Chapter 12: The Principle of Computational Equivalence

Section 6: Computational Irreducibility

More complicated rules [and reducibility]

The standard rule for a cellular automaton specifies how every possible block of cells of a certain size should be updated at every step. One can imagine finding the outcome of evolution more efficiently by adding rules that specify what happens to larger blocks of cells after more steps. And as a practical matter, one can look up different blocks using a method like hashing. But much as one would expect from data compression this will only in the end work more efficiently if there are some large blocks that are sufficiently common. Note that dealing with blocks of different sizes requires going beyond an ordinary cellular automaton rule. But in a sequential substitution system—and especially in a multiway system (see page 776)—this can be done just as part of an ordinary rule.
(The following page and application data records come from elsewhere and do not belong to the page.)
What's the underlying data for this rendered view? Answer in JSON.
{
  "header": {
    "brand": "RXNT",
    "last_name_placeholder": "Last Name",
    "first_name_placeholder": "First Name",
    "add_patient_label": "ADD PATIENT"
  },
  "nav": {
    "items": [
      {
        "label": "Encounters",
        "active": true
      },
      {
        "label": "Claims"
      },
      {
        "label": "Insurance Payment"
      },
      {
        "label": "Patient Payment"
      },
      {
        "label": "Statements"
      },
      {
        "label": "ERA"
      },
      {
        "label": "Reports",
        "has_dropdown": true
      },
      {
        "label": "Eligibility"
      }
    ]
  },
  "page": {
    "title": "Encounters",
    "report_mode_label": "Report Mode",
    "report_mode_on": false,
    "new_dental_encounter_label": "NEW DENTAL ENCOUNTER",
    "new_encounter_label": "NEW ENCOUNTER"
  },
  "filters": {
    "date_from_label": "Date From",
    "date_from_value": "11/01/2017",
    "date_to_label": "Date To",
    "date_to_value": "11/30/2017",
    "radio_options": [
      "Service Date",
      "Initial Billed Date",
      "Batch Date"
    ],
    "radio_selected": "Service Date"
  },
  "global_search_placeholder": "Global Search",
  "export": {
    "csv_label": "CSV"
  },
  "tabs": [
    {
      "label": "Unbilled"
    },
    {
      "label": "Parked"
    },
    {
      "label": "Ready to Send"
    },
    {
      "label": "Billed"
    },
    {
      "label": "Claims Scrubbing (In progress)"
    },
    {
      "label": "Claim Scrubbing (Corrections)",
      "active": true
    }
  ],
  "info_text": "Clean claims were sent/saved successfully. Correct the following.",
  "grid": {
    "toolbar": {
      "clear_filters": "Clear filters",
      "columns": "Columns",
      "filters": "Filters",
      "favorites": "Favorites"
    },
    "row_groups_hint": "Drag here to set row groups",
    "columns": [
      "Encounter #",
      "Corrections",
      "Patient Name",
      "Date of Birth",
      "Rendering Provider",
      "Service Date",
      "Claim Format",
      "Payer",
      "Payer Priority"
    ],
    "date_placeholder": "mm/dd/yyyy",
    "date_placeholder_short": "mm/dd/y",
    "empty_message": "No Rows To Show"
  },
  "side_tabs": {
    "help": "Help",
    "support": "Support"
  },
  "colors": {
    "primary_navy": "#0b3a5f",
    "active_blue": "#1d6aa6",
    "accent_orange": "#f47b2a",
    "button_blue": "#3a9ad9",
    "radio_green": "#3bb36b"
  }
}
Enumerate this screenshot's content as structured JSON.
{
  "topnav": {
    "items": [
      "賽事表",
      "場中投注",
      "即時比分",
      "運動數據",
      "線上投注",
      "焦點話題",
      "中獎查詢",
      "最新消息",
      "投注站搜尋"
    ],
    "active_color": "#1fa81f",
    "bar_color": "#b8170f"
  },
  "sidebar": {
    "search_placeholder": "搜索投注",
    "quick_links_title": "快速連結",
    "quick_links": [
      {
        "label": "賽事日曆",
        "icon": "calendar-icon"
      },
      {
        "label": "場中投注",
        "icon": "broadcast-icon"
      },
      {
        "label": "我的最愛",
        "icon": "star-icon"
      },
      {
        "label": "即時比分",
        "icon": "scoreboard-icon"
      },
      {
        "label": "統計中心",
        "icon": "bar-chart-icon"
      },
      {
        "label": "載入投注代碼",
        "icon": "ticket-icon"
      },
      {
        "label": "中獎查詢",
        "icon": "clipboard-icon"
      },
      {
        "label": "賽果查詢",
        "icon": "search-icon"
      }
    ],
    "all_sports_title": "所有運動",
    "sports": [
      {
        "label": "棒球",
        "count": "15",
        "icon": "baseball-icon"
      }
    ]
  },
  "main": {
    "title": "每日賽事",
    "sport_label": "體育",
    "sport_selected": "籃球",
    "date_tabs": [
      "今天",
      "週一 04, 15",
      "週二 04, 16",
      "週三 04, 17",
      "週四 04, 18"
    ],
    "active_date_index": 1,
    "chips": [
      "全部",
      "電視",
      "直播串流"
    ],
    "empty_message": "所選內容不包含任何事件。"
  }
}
Image Source Notebooks:

From Stephen Wolfram: A New Kind of Science [citation]